Really just the fact that despite how terrified he is, Sylvester still does everything in his power to protect his owner from harm in these shorts.
While the Depatie-Freleng short "Fiesta Fiasco" is hardly among the gems of the series, it must mean something that Speedy went out of his way to organize a surprise birthday party for DaffyDuck. Extra points for actually being made during 1967; Daffy's 30th birthday.
Another case in the similarly questionable CrossoverPorky And Daffy Meet The Groovie Ghoulies. Daffy's iconically unpopular in the showbiz front. Frank however, loves him to bits.

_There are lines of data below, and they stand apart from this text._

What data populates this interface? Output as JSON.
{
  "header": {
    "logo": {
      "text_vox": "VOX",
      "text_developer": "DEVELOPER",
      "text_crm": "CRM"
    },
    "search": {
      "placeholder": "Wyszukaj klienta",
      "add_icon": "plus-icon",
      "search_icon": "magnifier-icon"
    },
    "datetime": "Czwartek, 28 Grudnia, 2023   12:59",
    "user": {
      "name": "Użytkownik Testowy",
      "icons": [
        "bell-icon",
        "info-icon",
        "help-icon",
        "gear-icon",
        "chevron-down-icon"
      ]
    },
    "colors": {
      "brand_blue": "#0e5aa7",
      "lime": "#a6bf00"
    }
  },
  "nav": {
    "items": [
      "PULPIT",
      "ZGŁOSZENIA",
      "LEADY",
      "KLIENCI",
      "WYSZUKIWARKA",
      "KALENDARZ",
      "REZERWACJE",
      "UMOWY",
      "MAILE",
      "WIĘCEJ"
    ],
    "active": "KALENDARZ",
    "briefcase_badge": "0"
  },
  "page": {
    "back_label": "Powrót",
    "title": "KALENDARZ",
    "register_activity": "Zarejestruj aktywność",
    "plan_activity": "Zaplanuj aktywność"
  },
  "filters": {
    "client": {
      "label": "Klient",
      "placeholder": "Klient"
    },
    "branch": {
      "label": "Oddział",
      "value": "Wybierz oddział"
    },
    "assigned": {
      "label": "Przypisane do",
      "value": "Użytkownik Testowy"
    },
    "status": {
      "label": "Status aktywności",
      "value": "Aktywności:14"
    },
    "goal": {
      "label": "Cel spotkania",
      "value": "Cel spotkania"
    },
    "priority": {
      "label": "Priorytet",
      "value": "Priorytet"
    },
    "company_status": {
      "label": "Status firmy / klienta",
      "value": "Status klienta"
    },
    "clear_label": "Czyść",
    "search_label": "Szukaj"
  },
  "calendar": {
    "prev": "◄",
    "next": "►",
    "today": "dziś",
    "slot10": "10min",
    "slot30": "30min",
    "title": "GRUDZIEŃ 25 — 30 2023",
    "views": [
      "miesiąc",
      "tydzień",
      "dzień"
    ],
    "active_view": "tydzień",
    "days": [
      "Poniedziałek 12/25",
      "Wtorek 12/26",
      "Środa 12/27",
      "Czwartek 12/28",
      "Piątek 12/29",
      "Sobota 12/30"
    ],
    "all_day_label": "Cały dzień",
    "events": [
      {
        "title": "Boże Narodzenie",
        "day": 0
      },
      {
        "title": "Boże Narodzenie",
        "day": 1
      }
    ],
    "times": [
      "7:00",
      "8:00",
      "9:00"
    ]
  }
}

At the end of Bah Humduck!, when Daffy almost reconsiders his newly-changed attitude.... Only for Porky's daughter to offer him a cookie, making Daffy decide to continue being generous.
A real-life example, which can also double as a Tearjerker: In his later years, Mel Blanc would often volunteer at children's hospitals, talking to sick kids in the voices of their favorite Looney Tunes characters.
The ending of "Nelly's Folly" - Nelly has lost her fame and fortune due to having an affair with a married giraffe, and her lover wants nothing to do with her. Back in Africa, she's sadly singing to her animal friends (every single one of whom is in tears), when another male giraffe starts singing along with her, leading to Love at First Sight.
The ending of "Go Fly a Kit", where the flying cat and the female cat he saved reunite every spring. As the two sweetly stare into each others' eyes, their kittens come into view.